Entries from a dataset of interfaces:
****************

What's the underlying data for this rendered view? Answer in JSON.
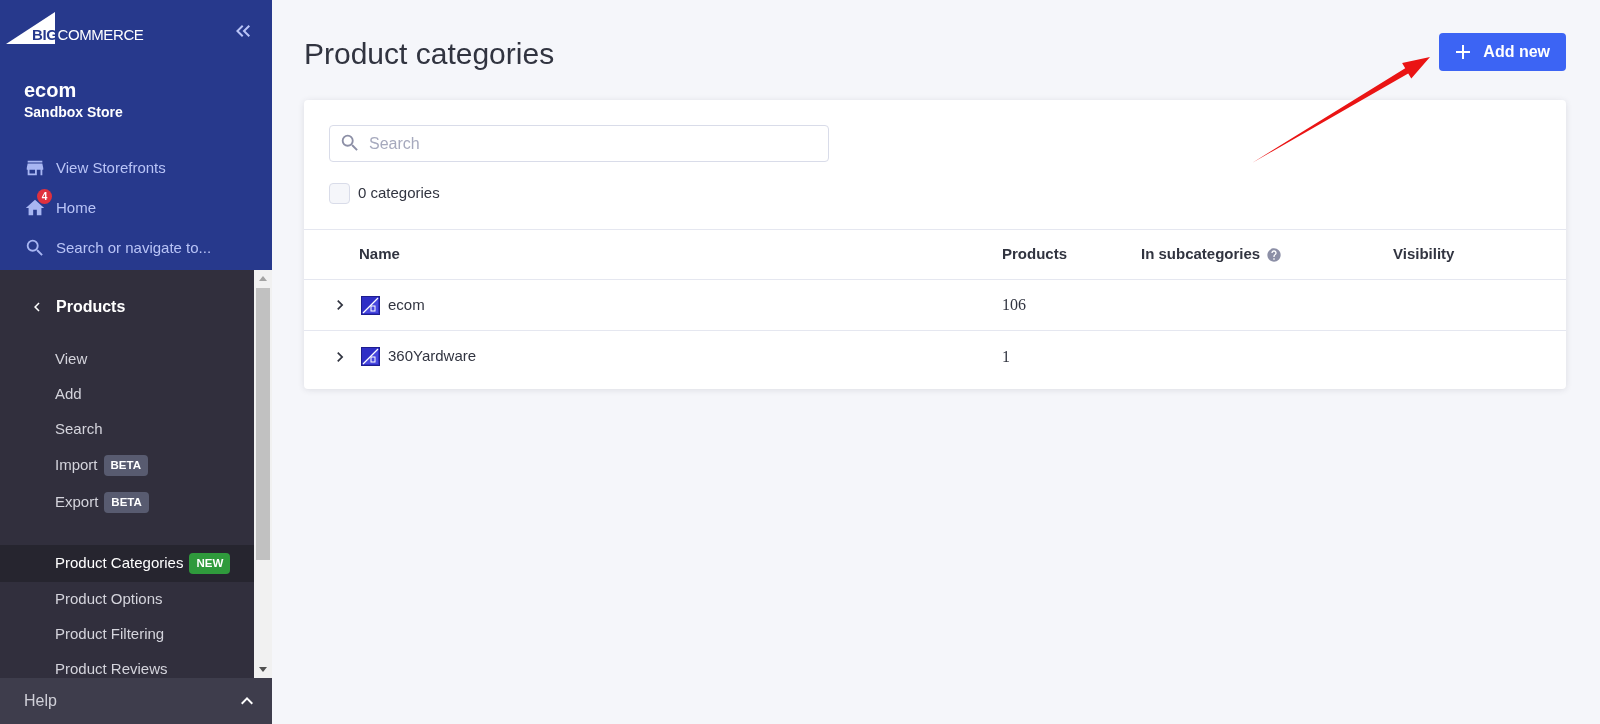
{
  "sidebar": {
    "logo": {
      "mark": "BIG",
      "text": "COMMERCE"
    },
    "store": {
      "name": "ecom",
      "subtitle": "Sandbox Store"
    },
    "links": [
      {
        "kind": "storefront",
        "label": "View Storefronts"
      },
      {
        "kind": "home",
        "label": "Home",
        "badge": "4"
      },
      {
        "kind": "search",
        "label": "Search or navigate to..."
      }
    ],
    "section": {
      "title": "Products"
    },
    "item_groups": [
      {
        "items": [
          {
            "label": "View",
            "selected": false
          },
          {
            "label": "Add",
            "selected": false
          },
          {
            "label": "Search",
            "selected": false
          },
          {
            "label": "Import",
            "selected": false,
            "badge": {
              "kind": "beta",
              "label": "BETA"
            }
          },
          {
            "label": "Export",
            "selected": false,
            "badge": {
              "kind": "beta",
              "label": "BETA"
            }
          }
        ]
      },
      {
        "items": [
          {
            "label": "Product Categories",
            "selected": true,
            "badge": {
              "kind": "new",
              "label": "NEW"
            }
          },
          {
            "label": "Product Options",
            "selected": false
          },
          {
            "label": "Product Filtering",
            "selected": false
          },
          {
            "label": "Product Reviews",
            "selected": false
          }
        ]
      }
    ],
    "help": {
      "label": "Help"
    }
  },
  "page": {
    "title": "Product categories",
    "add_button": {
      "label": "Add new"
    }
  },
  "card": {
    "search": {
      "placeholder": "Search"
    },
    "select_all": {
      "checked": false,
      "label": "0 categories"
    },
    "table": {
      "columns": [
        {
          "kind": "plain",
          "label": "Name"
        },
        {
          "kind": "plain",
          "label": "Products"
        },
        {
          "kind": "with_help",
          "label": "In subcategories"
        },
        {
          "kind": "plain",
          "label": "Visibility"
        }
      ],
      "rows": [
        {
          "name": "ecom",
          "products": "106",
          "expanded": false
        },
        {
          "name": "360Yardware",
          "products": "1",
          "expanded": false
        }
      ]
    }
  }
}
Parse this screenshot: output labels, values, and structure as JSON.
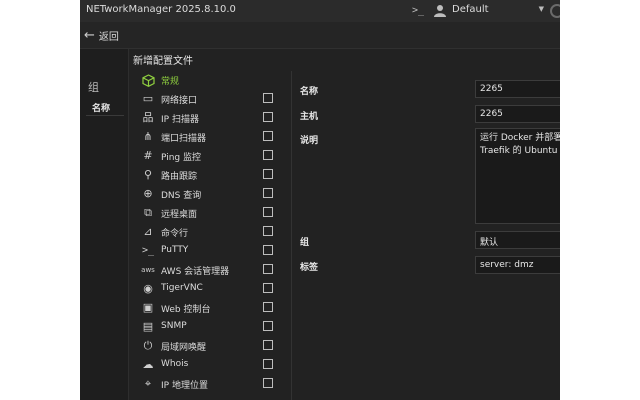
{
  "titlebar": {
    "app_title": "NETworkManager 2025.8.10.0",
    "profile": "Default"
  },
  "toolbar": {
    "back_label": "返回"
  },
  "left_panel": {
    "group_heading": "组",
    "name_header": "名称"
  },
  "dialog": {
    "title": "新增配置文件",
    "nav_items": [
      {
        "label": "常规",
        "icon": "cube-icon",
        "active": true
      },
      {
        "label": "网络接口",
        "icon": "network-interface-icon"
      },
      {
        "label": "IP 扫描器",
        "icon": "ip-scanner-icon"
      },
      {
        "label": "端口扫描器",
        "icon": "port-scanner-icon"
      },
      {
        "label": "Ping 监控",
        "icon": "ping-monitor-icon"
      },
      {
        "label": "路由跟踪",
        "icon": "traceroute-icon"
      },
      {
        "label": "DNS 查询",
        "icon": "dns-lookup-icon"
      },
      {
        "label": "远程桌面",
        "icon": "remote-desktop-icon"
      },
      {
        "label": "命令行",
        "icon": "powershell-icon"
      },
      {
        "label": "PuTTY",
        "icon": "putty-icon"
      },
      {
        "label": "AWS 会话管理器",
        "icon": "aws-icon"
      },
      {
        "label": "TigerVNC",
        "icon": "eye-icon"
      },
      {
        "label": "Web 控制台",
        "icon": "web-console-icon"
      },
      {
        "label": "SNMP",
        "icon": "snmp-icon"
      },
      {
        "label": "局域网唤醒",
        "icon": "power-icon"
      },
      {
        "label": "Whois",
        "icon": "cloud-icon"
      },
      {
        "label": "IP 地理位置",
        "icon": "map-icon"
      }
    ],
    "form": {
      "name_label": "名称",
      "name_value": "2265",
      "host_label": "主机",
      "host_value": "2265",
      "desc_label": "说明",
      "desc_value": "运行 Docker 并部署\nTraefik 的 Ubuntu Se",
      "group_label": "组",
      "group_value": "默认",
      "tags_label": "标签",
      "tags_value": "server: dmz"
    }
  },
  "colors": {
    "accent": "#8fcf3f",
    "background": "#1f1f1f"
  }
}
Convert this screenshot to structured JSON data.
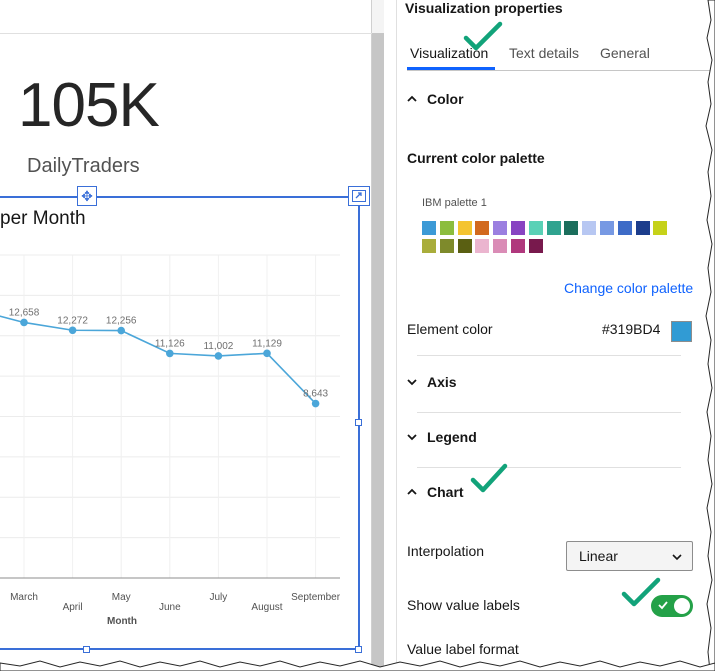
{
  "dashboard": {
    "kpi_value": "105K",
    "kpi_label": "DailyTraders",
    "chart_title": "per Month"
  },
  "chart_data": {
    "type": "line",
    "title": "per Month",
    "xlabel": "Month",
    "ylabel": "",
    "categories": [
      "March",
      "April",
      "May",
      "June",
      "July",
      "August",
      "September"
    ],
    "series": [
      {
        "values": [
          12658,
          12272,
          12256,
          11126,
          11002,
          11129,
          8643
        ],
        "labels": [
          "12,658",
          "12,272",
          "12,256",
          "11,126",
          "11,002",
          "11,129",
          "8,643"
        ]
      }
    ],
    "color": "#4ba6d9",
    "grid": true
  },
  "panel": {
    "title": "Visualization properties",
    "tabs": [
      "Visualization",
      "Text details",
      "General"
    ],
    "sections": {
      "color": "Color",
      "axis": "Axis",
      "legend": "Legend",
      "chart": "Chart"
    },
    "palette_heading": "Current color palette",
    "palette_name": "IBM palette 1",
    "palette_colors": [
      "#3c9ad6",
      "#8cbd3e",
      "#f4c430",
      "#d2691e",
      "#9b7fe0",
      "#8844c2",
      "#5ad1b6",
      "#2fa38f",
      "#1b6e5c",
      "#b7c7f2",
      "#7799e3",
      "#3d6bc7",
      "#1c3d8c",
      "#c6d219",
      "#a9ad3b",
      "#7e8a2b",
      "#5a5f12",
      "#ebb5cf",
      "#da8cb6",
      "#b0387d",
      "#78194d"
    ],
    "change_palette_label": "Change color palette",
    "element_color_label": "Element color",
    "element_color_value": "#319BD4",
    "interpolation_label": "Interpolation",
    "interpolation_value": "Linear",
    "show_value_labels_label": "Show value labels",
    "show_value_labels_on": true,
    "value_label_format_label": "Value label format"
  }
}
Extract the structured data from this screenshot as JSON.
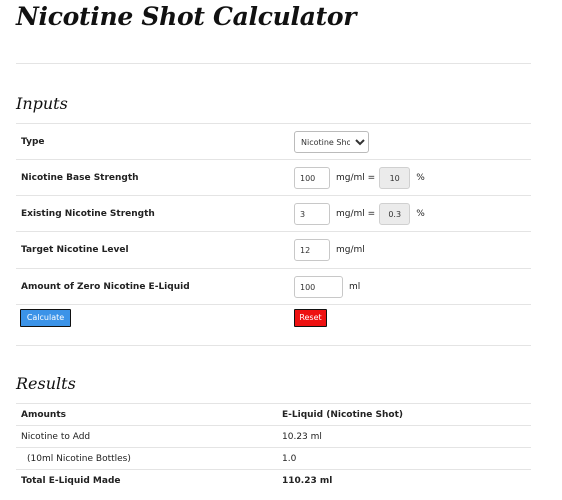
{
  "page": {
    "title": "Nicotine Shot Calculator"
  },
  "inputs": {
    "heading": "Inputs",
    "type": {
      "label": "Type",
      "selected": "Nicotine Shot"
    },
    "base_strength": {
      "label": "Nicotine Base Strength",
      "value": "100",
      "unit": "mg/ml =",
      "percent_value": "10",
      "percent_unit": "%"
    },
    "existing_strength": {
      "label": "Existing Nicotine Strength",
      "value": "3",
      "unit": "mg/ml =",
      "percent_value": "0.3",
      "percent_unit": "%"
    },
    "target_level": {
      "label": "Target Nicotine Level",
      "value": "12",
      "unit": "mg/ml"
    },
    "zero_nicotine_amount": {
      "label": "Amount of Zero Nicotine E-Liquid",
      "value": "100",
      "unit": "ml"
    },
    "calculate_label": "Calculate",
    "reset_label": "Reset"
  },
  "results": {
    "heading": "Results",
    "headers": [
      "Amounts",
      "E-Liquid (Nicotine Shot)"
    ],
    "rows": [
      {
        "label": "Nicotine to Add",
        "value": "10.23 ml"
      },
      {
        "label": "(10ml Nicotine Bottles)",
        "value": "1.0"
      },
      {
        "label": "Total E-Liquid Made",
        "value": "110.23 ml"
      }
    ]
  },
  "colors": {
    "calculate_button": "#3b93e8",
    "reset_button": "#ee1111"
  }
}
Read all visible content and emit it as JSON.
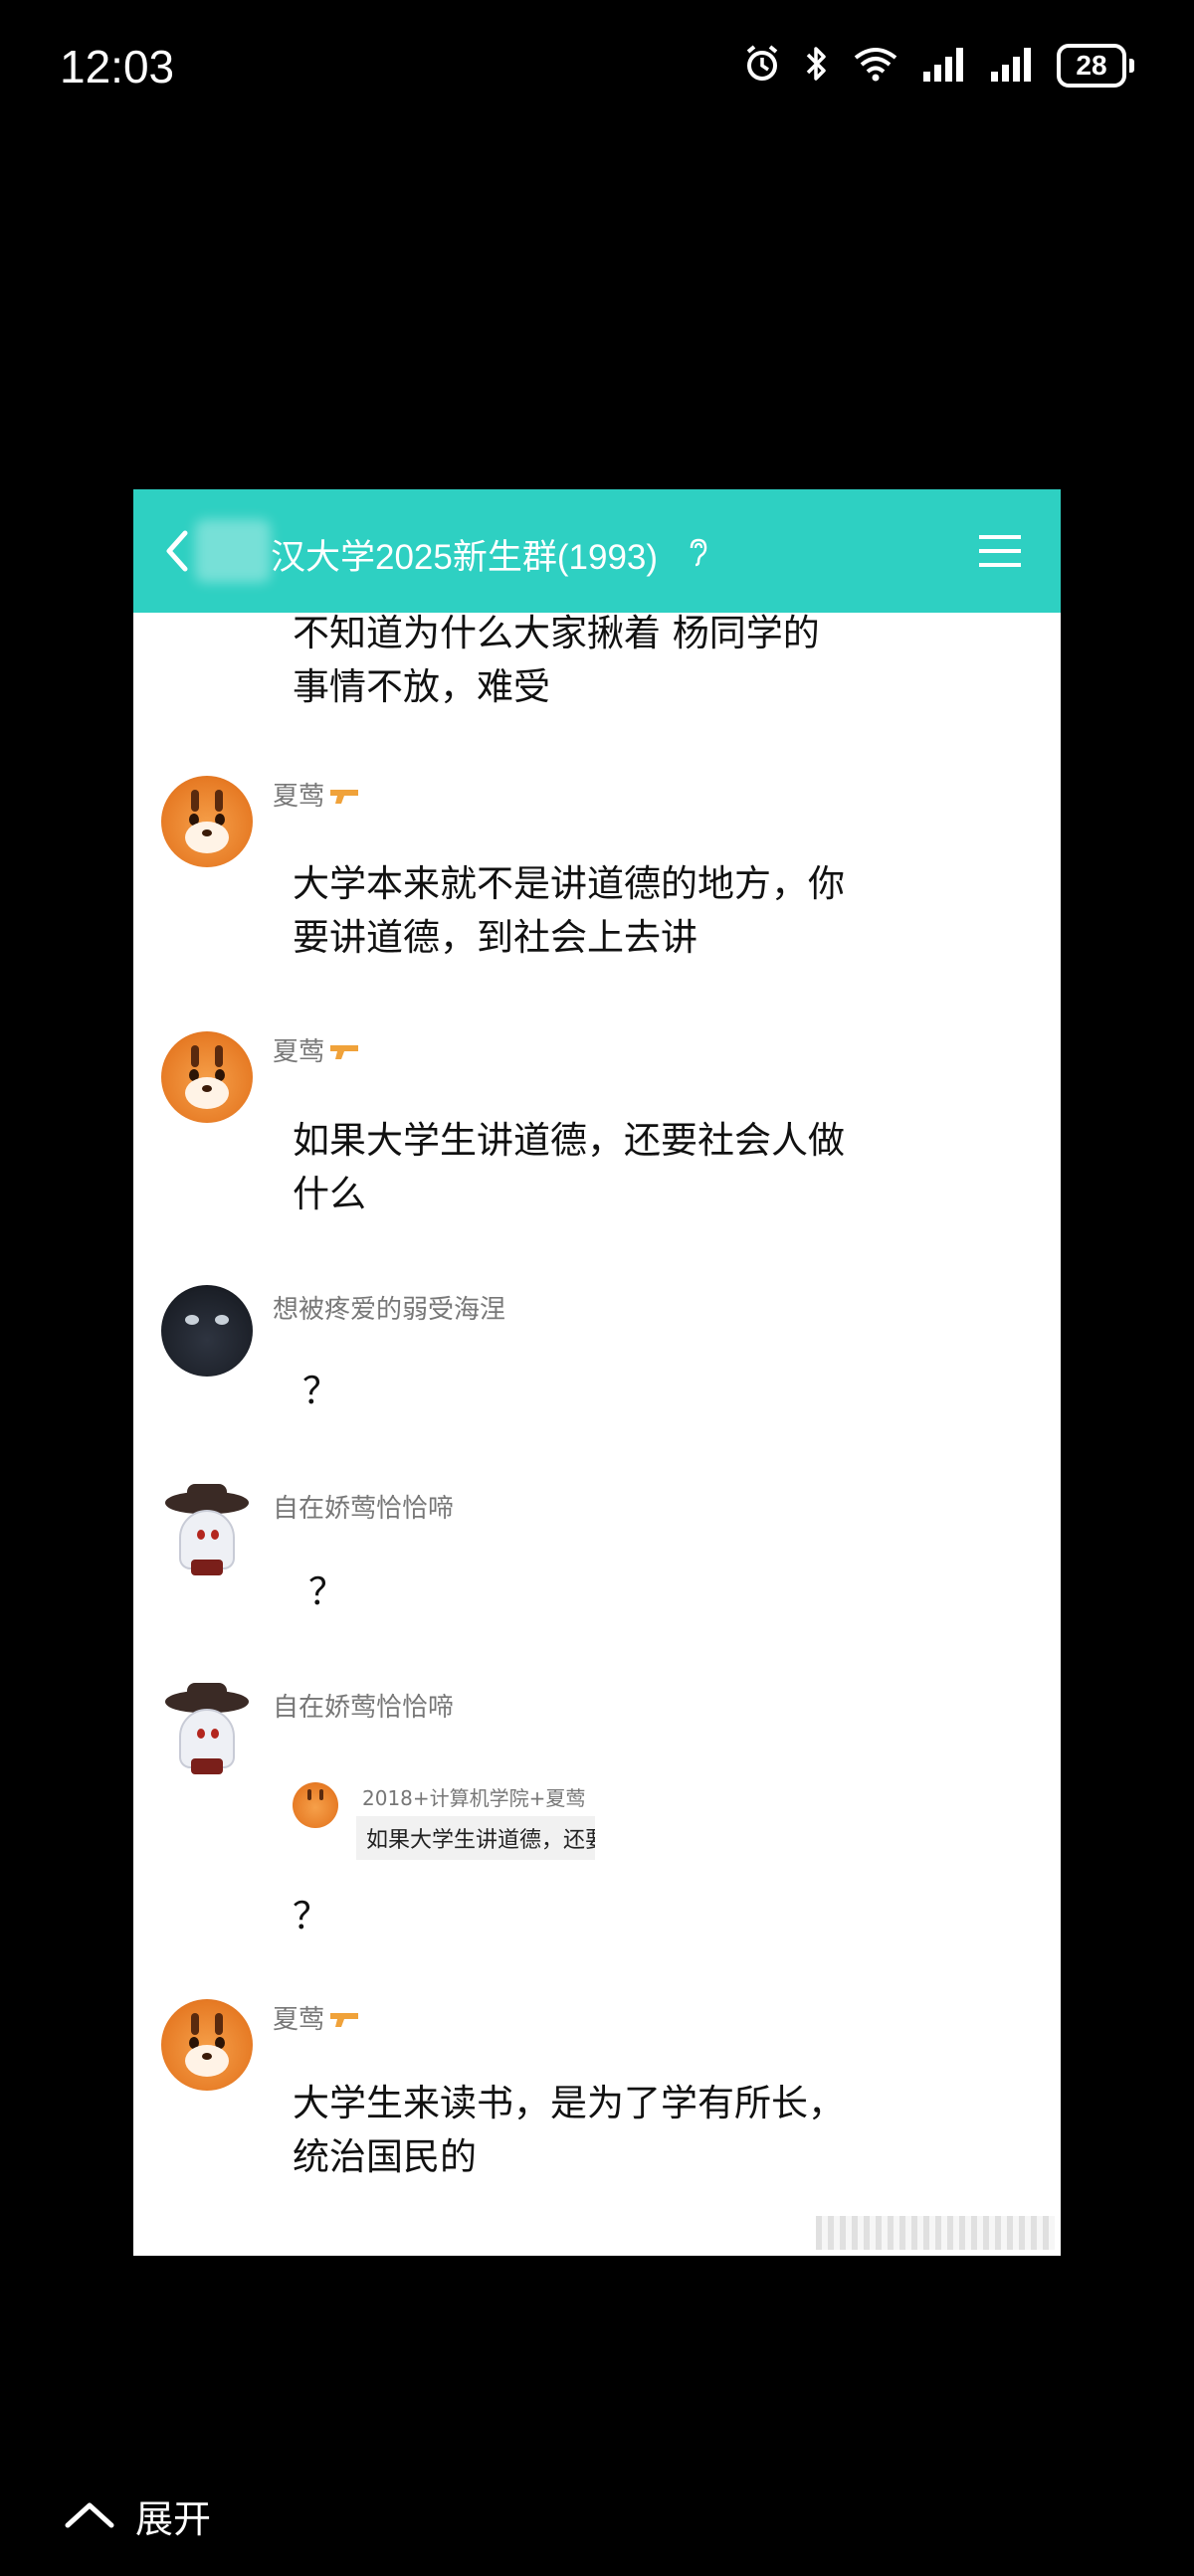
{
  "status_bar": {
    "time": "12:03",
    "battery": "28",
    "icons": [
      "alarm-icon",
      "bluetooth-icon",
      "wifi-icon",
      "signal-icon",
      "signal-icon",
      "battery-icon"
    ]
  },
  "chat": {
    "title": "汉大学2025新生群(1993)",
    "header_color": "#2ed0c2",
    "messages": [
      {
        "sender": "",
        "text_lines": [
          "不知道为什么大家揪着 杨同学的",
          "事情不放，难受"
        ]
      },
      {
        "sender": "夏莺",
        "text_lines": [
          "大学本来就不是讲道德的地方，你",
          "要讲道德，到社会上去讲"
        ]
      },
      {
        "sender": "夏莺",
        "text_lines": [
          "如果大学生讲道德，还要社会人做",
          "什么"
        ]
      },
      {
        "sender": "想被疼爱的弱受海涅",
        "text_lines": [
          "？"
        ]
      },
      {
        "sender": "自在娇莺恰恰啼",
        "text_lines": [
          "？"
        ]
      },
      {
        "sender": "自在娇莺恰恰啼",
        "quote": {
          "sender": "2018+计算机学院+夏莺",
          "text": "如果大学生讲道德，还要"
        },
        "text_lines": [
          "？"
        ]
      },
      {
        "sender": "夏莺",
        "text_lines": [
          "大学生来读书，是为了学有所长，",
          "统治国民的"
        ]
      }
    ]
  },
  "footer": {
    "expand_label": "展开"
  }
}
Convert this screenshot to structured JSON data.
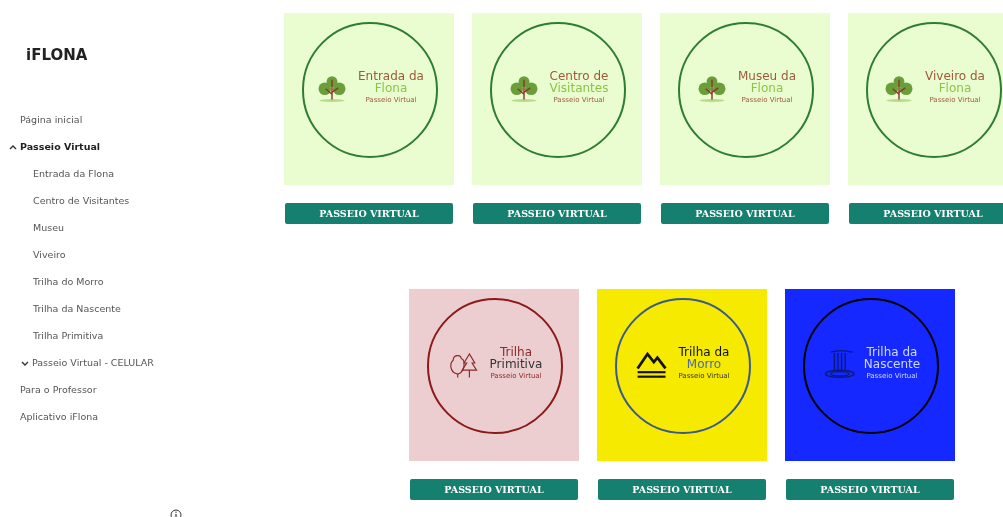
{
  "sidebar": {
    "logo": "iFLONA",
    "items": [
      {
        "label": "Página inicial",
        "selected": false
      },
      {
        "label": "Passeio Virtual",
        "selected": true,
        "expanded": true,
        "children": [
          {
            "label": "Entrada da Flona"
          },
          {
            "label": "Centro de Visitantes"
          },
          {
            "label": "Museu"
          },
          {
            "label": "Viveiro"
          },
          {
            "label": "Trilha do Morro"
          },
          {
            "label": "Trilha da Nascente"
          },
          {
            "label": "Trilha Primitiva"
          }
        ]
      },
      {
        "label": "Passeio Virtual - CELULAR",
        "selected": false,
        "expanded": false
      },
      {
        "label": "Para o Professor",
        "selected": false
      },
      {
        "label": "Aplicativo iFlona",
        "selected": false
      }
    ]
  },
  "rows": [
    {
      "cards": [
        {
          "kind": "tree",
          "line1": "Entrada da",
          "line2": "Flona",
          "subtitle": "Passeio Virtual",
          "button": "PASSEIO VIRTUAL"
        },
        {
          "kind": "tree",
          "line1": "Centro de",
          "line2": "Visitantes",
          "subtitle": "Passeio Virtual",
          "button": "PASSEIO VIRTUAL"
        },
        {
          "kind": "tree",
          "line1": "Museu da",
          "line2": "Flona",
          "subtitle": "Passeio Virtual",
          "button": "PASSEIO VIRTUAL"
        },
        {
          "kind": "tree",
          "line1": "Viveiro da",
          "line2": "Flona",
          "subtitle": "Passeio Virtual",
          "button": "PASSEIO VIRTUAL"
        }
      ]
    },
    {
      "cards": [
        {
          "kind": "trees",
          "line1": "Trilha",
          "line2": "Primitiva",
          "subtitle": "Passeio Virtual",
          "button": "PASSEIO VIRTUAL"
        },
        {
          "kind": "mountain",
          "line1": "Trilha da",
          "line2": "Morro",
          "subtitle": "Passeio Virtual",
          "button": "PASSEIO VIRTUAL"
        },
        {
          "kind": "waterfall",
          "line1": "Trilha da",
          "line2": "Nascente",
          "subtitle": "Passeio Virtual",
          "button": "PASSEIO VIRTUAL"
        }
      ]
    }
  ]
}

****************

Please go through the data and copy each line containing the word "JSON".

What's the underlying data for this rendered view? Answer in JSON.
Parse this screenshot: output labels, values, and structure as JSON.
Convert this screenshot to structured JSON data.
Extract the structured data from this screenshot as JSON.
Read all visible content and emit it as JSON.
Convert this screenshot to structured JSON data.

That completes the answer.